The case involved a highly intelligent special education student with Asperger’s Syndrome, ADHD, and related issues. In an earlier administrative decision, a hearing officer found that the student’s school district, Barnstable Public School, was required to reimburse the student’s parents for their unilateral placement of the student at a private residential school, Franklin Academy, which the student began attending after the parents disagreed with the school district’s proposed high school placement for the student. Following that decision, Barnstable reimbursed the parents in full for tuition payments they made to Franklin Academy and expressed willingness to reimburse the parents for certain transportation expenses. The school district disputed, however, whether it was required to pay the parents for numerous “related expenses,” including certain technology expenses. Specifically, the parents asked for $11,224 for reimbursement for an Apple laptop computer, an iPad, and iPhone, audiobooks, various accessories, data plans, software, apps, phone fees, and other similar expenses. The parents argued that the items at issue were components of “special education” and/or “related services,” and, therefore, must be provided at no cost to the parent. (more…)

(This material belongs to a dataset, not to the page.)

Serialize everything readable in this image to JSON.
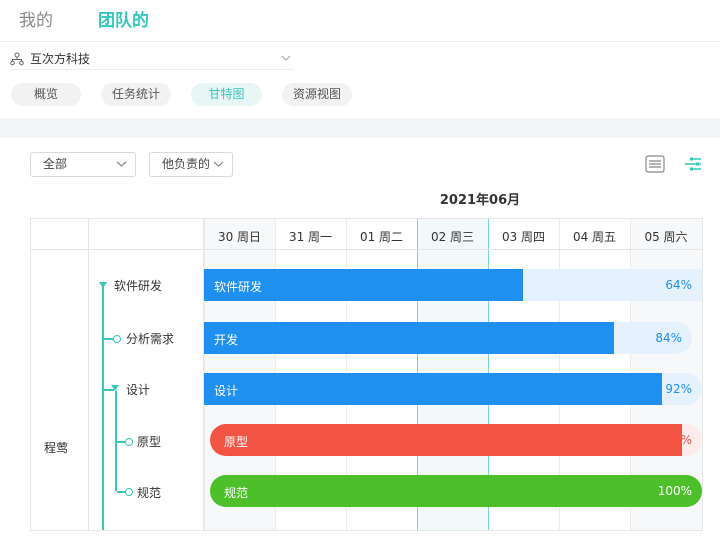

Readers of our FR Alerts may remember my colleague Kendra B. Yoch authored an Alert in 2013 about a set of outlier cases in the Ninth Circuit Court of Appeals, K.M. v. Tustin Unified School District and D.H. v. Poway Unified School District. The cases dealt with a request by a student with a hearing impairment for a certain technology service as an accommodation. A three-judge panel of the Court of Appeals held that a school district violated disabilities laws even though it had complied with the Individuals with Disabilities Education Act (IDEA), because compliance with the IDEA does not satisfy all claims under Section 504 of the Rehabilitation Act (Section 504) or under the Americans with Disabilities Act (ADA).
If you are outside the jurisdiction of the Ninth Circuit (Arizona, Washington, Oregon, California, Montana, Idaho, Nevada, Alaska, and Hawaii), you may rightly think “Well that’s interesting, but luckily it doesn’t apply to me.” Although normally that response is correct, the U.S. Department of Education’s Office for Civil Rights (OCR) last fall adopted the Tustin standard in a “Dear Colleague Letter” (DCL), thus applying the standard to school districts across the country. Last month, the National School Boards Association called OCR out in a letter. As NSBA reported, it argued in its letter that OCR was off base in so widely applying an inappropriate standard and one that has only been adopted by one court in one jurisdiction.
The Tustin Decision
In the Tustin case, two hearing impaired students had individualized education programs (IEPs) providing services and accommodations to address their communications. There was no question that the students were receiving a free and appropriate public education (FAPE) under the IDEA, because they were making progress and receiving meaningful educational benefits. The students’ parents wanted the schools to provide the students Communication Access Realtime Translation (CART), which is a service where a stenographer transcribes communications in real time, which are then streamed to the student’s computer in closed captioning. The Ninth Circuit held that the mere fact that the students were being properly served under the IDEA did not preclude liability under Section 504 and the ADA. (more…)